Then there is child care. Two children can rack up $5,000 a month in expenses when you figure in child care, after-school care and an au pair. The hole gets deeper with summer camp, music lessons and private school tuition.
“I have some people where nothing is too good for junior,” she said. “It’s not a pleasant conversation when we talk about trimming. People say getting rid of x, y, z is not an option. Groceries, electricity and heat are not options. Anything else is on the table.”
Atwood should know the Northwest D.C. lifestyle. She lives there and sends her 10-year-old daughter to public school. Her husband is an attorney. Her only concession to the “lifestyle” is the car she leases. She would not tell me what she drives, but you can bet it’s not the 2005, $12,000 black Civic with roll-up windows that I drive.
She rents an office by the hour at a downtown workspace on Connecticut Avenue and K Street NW. Her biggest expense has been building the Fearless Finance software, which cost tens of thousands of dollars to create.
Here is something from Atwood to put on your refrigerator door:
* Prioritize. Try not to live each month to the very last dollar you earn.
* Always have about $3,000 to $5,000 if you are a homeowner and $1,500 if you are a renter in liquid savings for non-discretionary expenses that come up such as home repairs and root canals. If you don’t have this, the only place to turn when your dog swallows a one-pound bar of dark chocolate and needs its stomach pumped (happened to me, but we had savings for it) is to use credit cards.
* Never use a credit card with a balance for daily needs. You will never pay it off.
* Try to make sure your fixed expenses — housing, child care, car payments, student loans, credit card minimums — are no more than 43 percent of your household take-home pay. Anything above that percentage generally means you will feel financial stress.

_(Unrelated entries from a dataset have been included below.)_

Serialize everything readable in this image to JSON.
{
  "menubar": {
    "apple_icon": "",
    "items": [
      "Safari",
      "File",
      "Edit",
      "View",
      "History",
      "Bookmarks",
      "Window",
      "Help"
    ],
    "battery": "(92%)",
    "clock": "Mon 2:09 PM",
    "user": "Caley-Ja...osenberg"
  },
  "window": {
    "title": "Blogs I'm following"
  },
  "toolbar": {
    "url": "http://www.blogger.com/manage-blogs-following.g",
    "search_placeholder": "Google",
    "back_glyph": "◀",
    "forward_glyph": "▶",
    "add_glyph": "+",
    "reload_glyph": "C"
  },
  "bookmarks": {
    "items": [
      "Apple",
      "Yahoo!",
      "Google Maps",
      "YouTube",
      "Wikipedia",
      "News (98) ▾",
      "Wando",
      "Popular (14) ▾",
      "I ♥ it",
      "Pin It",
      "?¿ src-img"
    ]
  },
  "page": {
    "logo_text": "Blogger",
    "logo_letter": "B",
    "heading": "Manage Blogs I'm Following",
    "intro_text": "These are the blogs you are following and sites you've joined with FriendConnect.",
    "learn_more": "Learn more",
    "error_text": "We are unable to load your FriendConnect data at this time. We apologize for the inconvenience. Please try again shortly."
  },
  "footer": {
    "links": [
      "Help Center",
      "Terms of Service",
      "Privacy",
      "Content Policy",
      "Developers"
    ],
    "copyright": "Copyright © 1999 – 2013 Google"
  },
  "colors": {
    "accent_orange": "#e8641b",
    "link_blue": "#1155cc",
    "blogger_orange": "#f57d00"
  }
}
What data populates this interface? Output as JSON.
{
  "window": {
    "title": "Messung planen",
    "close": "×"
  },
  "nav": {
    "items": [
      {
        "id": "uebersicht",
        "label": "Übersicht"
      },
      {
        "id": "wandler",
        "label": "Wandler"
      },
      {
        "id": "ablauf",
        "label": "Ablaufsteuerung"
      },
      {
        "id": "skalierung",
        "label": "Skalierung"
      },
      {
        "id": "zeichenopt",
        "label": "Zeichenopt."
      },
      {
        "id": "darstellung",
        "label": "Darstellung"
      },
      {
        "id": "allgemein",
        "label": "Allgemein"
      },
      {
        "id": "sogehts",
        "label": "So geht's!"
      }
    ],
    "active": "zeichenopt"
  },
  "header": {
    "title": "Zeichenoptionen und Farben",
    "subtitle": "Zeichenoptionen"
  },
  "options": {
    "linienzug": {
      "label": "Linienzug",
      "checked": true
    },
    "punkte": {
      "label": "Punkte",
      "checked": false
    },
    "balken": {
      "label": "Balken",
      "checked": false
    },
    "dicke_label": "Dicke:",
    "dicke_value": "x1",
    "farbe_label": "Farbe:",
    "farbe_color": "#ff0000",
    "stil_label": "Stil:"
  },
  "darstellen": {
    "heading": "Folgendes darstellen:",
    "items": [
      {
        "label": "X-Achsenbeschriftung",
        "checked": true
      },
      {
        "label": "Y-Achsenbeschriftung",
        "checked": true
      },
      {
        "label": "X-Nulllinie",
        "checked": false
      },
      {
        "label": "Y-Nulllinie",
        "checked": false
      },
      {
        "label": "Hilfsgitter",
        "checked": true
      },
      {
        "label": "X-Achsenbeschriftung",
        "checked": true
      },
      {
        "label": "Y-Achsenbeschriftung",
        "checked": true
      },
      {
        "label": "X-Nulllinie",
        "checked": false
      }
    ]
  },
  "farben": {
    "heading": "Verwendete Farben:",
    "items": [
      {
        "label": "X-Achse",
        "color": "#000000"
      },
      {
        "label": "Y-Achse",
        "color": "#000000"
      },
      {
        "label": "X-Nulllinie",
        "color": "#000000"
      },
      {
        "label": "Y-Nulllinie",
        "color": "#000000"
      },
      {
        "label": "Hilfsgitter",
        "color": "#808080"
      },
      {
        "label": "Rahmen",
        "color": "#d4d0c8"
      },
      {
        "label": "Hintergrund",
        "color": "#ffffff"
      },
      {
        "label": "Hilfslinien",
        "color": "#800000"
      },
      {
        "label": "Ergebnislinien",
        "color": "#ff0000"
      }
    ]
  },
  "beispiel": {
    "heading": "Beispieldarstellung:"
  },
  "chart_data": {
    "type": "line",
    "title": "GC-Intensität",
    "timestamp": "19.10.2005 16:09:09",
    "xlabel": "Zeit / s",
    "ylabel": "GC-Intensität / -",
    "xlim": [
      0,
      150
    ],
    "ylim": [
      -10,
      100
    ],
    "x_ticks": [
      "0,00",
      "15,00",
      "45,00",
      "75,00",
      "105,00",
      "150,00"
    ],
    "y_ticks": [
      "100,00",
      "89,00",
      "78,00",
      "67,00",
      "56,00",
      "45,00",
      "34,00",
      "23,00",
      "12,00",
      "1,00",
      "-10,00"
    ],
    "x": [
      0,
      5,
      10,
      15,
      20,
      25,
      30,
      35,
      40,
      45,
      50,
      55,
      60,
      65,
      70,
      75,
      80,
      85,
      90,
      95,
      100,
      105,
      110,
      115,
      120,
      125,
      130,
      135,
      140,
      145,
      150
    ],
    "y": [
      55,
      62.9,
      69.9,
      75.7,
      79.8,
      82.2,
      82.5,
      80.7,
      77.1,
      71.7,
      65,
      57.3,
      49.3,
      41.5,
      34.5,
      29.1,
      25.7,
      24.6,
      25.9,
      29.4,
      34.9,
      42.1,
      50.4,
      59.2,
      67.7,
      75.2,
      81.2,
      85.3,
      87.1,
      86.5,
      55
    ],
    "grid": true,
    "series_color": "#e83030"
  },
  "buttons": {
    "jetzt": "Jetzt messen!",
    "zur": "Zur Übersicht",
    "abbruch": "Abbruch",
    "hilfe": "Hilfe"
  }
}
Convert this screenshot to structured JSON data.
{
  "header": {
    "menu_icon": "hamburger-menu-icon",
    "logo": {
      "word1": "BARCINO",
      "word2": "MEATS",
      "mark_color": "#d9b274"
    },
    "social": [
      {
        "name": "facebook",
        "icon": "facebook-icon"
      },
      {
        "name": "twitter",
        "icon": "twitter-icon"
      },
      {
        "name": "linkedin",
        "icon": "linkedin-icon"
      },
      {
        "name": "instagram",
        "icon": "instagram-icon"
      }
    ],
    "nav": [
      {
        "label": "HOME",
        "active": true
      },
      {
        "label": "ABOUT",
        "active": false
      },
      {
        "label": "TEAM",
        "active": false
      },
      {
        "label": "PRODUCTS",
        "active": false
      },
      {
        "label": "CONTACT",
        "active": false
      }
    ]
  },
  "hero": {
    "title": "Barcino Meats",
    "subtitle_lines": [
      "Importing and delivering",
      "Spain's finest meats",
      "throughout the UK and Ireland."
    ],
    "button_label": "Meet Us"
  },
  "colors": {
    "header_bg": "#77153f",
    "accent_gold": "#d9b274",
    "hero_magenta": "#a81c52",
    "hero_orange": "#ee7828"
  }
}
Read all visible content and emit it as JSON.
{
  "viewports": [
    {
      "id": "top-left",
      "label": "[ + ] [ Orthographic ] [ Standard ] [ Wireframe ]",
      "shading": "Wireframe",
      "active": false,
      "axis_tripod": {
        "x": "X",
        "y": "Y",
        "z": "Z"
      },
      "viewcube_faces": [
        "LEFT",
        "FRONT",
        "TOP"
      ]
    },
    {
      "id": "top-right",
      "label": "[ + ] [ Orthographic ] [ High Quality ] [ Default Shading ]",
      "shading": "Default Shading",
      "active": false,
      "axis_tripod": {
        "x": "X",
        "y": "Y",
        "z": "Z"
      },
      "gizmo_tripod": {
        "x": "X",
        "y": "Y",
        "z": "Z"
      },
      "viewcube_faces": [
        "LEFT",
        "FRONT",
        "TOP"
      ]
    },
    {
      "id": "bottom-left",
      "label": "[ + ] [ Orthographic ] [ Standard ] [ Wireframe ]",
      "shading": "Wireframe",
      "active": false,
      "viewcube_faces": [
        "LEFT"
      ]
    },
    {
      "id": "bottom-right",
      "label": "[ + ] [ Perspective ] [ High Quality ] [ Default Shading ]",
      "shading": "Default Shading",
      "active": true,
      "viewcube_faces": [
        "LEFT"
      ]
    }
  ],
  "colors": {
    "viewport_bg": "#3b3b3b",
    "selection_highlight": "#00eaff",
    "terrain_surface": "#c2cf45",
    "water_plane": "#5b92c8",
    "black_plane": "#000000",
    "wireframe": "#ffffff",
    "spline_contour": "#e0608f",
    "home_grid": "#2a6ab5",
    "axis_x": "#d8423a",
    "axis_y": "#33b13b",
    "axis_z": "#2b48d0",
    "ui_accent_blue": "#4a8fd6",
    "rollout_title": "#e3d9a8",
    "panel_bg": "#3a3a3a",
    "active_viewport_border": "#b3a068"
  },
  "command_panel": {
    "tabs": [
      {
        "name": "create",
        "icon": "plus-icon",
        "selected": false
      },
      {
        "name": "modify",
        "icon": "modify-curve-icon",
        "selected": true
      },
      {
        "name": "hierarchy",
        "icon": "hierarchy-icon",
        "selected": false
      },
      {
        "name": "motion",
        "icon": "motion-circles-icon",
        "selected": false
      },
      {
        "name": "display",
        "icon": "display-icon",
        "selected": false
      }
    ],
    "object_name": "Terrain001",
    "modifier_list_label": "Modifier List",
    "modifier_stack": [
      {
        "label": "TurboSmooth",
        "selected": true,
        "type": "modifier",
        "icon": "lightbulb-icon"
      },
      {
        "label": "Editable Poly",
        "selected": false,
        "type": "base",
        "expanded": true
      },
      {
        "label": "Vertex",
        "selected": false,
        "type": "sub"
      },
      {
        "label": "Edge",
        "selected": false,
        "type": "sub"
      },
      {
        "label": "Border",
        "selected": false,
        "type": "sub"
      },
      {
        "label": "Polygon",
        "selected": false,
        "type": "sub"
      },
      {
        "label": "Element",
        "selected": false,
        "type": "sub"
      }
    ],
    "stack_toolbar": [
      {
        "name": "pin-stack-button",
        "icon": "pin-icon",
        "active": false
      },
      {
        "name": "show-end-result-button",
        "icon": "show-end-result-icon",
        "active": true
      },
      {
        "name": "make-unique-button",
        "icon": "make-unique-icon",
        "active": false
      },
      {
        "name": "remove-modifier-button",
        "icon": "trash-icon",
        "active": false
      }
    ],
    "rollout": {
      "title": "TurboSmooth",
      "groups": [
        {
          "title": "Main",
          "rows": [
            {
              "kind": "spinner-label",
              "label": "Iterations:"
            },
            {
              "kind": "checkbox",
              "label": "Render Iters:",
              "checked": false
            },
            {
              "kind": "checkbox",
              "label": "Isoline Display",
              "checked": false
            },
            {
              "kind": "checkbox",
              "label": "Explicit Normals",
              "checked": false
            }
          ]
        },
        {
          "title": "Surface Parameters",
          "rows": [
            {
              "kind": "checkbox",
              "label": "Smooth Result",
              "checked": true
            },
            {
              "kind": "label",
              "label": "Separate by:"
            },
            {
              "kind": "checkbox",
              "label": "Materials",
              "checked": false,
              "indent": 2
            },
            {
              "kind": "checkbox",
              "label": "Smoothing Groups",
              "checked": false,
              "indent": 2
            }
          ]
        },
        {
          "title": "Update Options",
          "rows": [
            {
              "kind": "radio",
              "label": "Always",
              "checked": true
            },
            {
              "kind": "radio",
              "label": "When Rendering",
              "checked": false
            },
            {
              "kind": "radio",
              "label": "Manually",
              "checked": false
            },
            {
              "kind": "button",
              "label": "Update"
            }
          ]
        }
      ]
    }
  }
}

* Spend less than you earn each month.
* Make trade-offs for discretionary expenses. “Should we eat out? No, let’s use the money instead for Susie’s soccer camp.”
* Never say “might as well” when it comes to a purchase if you don’t have the money on hand.
* Decide between what you must have and what is optional. Only the basics — housing, utilities, health, groceries, transportation — are “must haves.” Everything else is optional and ripe for trimming.
* Track your discretionary spending closely. That’s where the train goes off the tracks. Your utility bills are predictable. Your outside dining is not. You can change where and how much you eat so know where you spend so you can trim.